>>>>

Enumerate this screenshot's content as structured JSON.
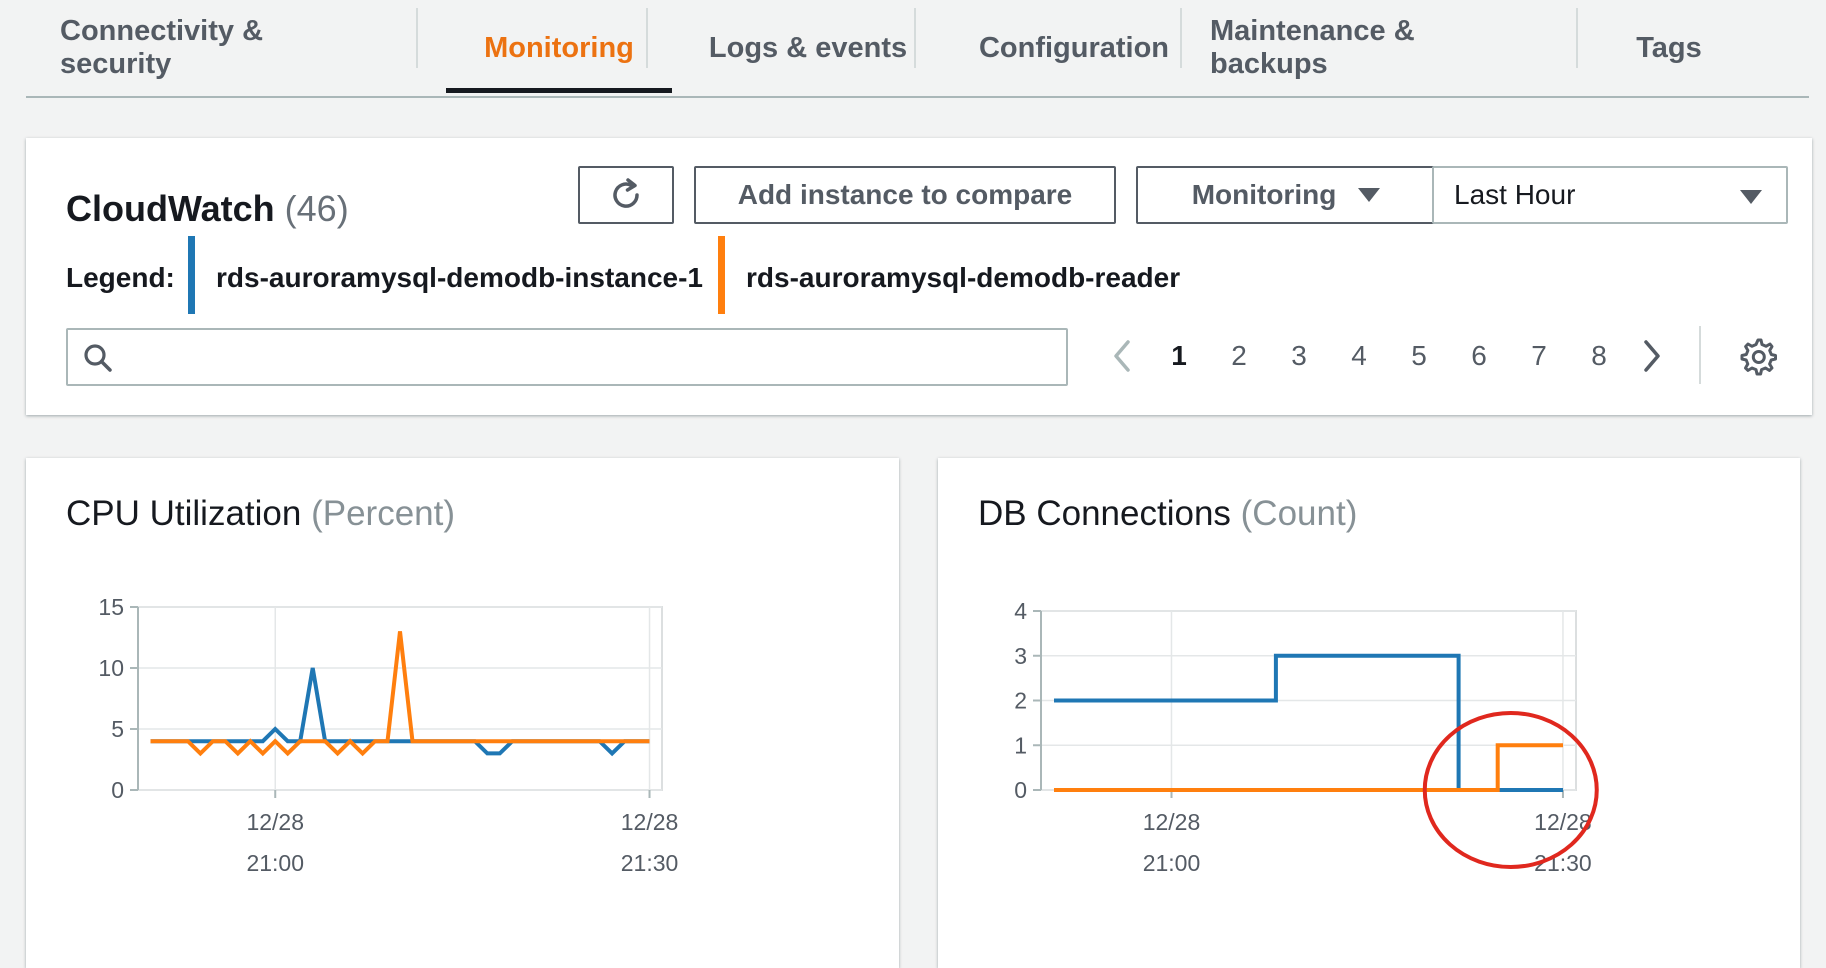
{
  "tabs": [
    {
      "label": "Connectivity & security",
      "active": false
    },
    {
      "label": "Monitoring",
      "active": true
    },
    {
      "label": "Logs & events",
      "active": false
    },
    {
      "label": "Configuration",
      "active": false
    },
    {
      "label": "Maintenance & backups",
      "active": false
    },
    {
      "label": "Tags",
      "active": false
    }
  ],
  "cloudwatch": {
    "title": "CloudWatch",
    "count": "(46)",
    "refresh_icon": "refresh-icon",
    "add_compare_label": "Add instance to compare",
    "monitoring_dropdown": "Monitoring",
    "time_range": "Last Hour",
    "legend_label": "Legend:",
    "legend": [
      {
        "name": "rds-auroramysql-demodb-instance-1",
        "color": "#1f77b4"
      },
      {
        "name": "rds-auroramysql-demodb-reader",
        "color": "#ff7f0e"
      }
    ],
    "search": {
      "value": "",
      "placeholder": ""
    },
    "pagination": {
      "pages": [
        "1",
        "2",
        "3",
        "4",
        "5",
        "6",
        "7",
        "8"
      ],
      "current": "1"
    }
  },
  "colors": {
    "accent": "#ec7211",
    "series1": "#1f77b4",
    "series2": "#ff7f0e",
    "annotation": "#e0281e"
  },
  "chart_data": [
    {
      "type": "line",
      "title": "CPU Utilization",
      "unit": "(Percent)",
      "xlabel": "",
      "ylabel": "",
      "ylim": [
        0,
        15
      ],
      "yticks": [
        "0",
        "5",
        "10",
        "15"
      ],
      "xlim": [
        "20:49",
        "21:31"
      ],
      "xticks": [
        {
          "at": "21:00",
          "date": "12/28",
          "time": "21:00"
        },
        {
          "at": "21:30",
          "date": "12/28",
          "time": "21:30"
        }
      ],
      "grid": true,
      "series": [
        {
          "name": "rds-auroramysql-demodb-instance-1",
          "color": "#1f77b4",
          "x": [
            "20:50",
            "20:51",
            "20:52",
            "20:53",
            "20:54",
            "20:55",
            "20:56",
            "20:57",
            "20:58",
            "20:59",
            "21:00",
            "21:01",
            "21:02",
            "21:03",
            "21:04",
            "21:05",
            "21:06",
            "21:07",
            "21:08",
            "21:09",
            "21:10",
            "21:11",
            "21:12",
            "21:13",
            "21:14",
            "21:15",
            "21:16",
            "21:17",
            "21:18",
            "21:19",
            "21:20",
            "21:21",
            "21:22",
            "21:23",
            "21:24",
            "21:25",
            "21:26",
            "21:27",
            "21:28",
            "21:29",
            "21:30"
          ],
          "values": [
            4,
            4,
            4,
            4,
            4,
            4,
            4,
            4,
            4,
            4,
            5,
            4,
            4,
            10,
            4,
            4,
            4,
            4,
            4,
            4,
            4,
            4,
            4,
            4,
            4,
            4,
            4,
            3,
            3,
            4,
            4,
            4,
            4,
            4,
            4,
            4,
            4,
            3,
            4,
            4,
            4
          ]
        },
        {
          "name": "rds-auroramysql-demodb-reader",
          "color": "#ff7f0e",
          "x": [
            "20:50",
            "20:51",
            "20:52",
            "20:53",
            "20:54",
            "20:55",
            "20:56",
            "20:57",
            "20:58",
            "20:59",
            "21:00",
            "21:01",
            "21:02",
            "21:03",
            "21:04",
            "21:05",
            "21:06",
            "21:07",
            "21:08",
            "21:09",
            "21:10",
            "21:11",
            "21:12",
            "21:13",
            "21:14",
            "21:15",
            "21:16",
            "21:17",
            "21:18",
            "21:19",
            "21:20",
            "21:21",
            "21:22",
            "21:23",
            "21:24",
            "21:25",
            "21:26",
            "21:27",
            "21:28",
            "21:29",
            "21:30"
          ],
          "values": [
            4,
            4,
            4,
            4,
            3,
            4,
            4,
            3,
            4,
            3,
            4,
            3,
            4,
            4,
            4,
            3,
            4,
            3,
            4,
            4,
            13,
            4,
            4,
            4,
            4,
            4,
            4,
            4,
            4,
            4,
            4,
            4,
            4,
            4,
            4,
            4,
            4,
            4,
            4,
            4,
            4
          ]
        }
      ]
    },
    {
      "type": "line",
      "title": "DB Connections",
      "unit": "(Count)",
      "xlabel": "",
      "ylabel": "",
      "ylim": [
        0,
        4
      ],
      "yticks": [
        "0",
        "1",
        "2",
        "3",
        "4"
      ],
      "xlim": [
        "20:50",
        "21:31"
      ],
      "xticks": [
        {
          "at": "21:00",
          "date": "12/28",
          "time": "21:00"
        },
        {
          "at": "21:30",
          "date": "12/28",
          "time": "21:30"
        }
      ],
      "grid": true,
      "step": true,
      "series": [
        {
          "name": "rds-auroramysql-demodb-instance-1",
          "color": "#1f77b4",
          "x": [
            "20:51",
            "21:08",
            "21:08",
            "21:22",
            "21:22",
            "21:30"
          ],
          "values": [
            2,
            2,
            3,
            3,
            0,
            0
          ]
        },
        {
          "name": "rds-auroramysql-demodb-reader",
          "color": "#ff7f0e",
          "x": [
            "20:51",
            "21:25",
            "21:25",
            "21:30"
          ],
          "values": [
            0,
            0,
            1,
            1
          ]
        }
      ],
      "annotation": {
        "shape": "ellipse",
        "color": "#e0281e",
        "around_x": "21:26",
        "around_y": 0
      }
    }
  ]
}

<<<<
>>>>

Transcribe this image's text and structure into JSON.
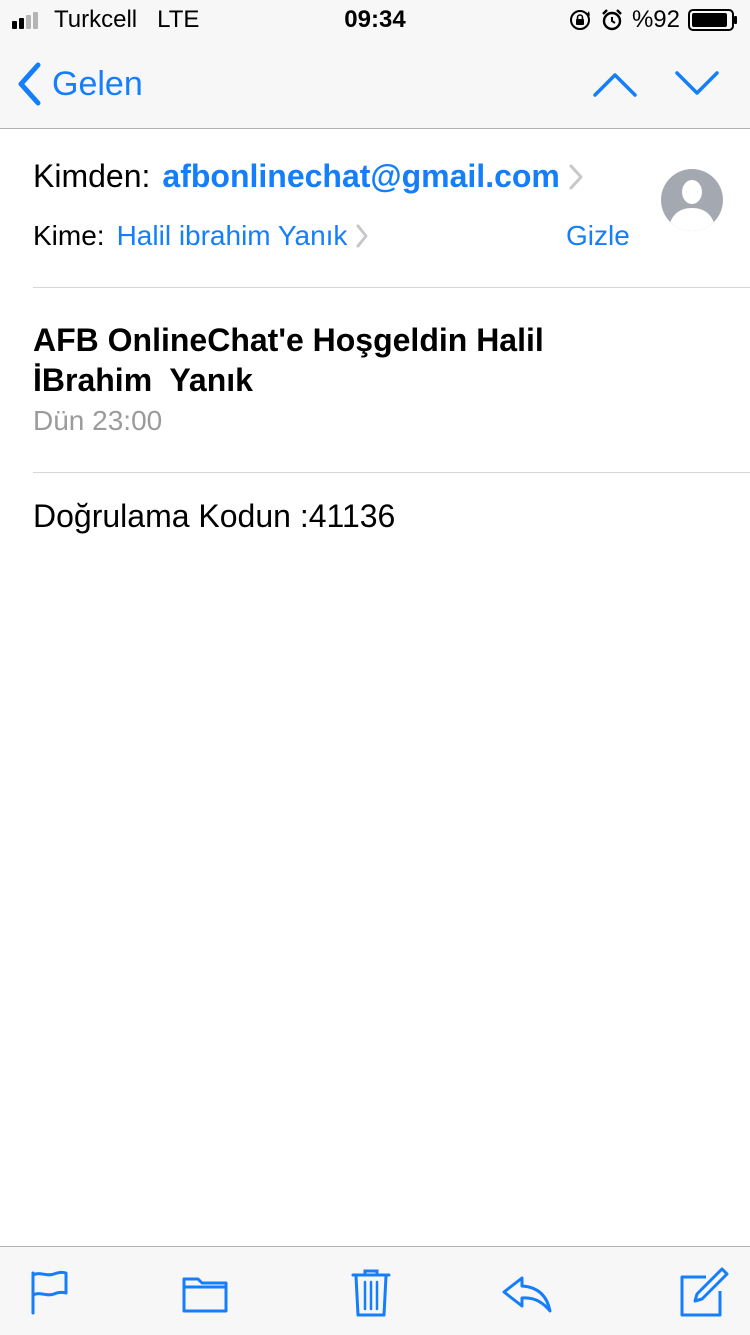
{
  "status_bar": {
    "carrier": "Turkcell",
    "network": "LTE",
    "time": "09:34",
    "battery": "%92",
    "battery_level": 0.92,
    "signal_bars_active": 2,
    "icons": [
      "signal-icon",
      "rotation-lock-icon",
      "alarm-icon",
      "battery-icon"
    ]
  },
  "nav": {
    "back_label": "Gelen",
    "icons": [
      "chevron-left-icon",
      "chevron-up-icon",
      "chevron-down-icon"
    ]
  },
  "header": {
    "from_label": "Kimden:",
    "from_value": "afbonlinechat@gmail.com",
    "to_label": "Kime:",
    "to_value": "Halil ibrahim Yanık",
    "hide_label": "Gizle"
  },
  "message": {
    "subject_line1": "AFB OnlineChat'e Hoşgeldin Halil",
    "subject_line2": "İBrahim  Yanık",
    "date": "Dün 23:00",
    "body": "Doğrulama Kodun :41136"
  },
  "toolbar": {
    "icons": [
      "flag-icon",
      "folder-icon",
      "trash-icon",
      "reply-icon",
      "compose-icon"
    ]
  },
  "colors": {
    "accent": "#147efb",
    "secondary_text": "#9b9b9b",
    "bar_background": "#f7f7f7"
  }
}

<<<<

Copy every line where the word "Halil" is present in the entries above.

▸ OUTPUT OF THE TASK:
    "to_value": "Halil ibrahim Yanık",
    "subject_line1": "AFB OnlineChat'e Hoşgeldin Halil",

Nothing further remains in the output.